Working data –
####

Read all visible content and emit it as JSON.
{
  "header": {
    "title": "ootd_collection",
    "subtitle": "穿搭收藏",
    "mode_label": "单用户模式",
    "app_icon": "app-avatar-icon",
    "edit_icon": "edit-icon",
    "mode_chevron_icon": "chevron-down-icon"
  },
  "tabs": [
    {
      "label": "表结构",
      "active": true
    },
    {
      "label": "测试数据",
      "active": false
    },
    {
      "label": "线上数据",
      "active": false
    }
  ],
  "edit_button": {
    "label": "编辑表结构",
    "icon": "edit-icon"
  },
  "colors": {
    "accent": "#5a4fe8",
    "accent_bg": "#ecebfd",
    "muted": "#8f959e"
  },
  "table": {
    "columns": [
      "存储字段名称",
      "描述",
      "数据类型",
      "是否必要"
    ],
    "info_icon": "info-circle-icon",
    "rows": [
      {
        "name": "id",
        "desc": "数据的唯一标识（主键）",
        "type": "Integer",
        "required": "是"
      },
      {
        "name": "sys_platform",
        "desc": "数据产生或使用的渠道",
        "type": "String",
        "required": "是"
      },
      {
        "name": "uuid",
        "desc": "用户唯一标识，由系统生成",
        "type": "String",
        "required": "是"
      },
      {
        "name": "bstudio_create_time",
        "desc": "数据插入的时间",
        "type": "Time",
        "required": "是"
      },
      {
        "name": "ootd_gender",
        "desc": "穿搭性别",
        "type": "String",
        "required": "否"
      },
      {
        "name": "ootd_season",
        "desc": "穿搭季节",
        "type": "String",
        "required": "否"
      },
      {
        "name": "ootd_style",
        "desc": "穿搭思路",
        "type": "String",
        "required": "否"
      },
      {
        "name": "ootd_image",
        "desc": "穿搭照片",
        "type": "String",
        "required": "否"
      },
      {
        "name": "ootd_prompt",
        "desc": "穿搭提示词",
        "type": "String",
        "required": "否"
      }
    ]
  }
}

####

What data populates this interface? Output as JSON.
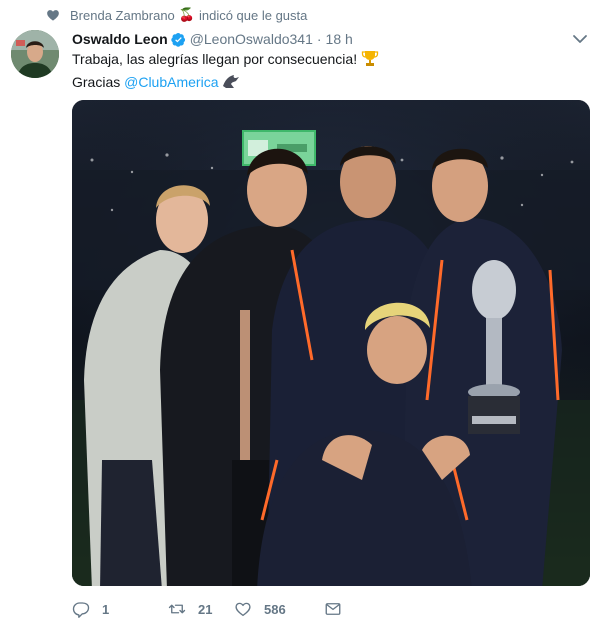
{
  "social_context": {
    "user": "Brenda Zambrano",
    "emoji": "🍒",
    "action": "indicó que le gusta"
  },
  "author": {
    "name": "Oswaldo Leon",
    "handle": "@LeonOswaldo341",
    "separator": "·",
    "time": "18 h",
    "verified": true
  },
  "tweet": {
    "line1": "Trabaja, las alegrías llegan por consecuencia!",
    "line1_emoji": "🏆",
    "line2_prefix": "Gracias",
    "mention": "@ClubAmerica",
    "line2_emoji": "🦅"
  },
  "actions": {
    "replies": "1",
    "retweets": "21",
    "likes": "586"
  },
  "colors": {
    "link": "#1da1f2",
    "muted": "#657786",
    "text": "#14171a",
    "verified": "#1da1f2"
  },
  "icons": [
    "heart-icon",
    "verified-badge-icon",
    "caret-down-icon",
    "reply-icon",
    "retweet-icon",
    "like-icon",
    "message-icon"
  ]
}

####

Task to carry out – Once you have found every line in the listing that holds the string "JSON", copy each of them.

Exercise output –
Read all visible content and emit it as JSON.
What data populates this interface? Output as JSON.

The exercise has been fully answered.